[WHAT YOU WILL DO] Your response should reproduce every line of the entries that contains the word "button".

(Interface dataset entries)
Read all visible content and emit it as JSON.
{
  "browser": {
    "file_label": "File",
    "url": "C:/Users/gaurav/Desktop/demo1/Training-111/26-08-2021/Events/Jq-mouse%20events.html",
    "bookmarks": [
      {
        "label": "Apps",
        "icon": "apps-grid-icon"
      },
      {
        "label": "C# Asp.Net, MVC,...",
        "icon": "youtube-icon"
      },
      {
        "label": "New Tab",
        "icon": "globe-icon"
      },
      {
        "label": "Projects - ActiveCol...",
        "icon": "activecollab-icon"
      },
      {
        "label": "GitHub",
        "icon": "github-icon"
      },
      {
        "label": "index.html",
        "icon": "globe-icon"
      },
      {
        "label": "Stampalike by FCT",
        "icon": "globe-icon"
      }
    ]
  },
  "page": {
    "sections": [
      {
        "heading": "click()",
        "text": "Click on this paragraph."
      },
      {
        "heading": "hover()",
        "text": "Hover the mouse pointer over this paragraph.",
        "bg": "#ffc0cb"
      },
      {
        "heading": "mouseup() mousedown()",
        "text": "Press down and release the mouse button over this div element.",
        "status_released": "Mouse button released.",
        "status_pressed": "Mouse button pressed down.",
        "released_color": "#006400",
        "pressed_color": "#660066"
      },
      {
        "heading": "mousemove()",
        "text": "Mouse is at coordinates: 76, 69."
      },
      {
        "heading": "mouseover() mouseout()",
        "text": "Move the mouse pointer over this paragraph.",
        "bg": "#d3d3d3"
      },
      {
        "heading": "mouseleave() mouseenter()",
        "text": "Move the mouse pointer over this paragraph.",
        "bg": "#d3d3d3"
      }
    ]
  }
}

[REPLY]
        "text": "Press down and release the mouse button over this div element.",
        "status_released": "Mouse button released.",
        "status_pressed": "Mouse button pressed down.",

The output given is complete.